TASK BRIEF: Only those lines running from the line that contains "Read all visible content and emit it as JSON." through the end of the material are to be written out, each exactly as shown.

SOURCE DATA:

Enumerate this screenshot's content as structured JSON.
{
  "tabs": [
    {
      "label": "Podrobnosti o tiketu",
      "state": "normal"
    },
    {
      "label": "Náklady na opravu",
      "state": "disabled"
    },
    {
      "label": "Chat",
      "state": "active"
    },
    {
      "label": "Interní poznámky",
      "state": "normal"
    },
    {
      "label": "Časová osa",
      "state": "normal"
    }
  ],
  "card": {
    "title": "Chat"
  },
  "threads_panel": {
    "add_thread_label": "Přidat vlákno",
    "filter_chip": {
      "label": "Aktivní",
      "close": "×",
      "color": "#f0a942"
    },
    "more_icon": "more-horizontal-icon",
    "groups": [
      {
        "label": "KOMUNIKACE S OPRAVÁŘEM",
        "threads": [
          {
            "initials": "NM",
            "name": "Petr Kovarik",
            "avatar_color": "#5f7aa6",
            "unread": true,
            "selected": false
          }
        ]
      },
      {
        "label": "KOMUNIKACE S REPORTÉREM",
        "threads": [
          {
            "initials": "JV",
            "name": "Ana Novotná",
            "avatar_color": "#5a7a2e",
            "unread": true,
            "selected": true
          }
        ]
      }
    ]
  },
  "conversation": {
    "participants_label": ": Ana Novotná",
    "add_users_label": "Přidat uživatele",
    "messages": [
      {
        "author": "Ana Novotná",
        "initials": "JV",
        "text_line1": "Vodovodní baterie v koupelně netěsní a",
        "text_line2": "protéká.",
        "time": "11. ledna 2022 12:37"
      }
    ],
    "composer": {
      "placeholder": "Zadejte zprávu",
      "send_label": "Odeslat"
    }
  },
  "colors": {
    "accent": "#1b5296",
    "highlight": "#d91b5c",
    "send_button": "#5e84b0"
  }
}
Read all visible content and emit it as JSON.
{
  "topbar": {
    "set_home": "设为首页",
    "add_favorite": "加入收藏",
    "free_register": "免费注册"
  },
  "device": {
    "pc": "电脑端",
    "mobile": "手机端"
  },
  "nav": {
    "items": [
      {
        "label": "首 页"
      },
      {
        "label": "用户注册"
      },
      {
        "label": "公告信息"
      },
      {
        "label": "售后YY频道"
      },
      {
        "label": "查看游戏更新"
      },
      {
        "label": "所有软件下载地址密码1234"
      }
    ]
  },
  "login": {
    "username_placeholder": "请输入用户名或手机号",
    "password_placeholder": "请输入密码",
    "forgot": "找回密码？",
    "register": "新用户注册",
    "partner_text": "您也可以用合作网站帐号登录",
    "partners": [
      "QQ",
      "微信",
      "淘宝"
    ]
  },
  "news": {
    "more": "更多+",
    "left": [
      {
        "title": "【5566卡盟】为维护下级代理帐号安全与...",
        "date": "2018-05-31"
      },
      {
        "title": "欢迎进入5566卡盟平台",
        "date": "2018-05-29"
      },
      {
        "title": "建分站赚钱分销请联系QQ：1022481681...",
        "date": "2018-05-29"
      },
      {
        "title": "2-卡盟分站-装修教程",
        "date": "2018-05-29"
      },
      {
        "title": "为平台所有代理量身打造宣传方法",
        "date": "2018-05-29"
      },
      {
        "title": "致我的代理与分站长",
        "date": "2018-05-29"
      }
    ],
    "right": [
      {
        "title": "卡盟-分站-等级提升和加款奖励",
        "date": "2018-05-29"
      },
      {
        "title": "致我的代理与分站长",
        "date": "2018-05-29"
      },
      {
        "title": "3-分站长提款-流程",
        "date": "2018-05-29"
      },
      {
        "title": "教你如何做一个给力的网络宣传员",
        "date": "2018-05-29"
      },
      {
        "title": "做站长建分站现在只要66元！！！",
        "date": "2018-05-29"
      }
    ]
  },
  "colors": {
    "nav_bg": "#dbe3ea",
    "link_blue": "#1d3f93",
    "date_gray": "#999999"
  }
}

RESPONSE TO THE TASK:
Read all visible content and emit it as JSON.
{
  "topbar": {
    "set_home": "设为首页",
    "add_favorite": "加入收藏",
    "free_register": "免费注册"
  },
  "device": {
    "pc": "电脑端",
    "mobile": "手机端"
  },
  "nav": {
    "items": [
      {
        "label": "首 页"
      },
      {
        "label": "用户注册"
      },
      {
        "label": "公告信息"
      },
      {
        "label": "售后YY频道"
      },
      {
        "label": "查看游戏更新"
      },
      {
        "label": "所有软件下载地址密码1234"
      }
    ]
  },
  "login": {
    "username_placeholder": "请输入用户名或手机号",
    "password_placeholder": "请输入密码",
    "forgot": "找回密码？",
    "register": "新用户注册",
    "partner_text": "您也可以用合作网站帐号登录",
    "partners": [
      "QQ",
      "微信",
      "淘宝"
    ]
  },
  "news": {
    "more": "更多+",
    "left": [
      {
        "title": "【5566卡盟】为维护下级代理帐号安全与...",
        "date": "2018-05-31"
      },
      {
        "title": "欢迎进入5566卡盟平台",
        "date": "2018-05-29"
      },
      {
        "title": "建分站赚钱分销请联系QQ：1022481681...",
        "date": "2018-05-29"
      },
      {
        "title": "2-卡盟分站-装修教程",
        "date": "2018-05-29"
      },
      {
        "title": "为平台所有代理量身打造宣传方法",
        "date": "2018-05-29"
      },
      {
        "title": "致我的代理与分站长",
        "date": "2018-05-29"
      }
    ],
    "right": [
      {
        "title": "卡盟-分站-等级提升和加款奖励",
        "date": "2018-05-29"
      },
      {
        "title": "致我的代理与分站长",
        "date": "2018-05-29"
      },
      {
        "title": "3-分站长提款-流程",
        "date": "2018-05-29"
      },
      {
        "title": "教你如何做一个给力的网络宣传员",
        "date": "2018-05-29"
      },
      {
        "title": "做站长建分站现在只要66元！！！",
        "date": "2018-05-29"
      }
    ]
  },
  "colors": {
    "nav_bg": "#dbe3ea",
    "link_blue": "#1d3f93",
    "date_gray": "#999999"
  }
}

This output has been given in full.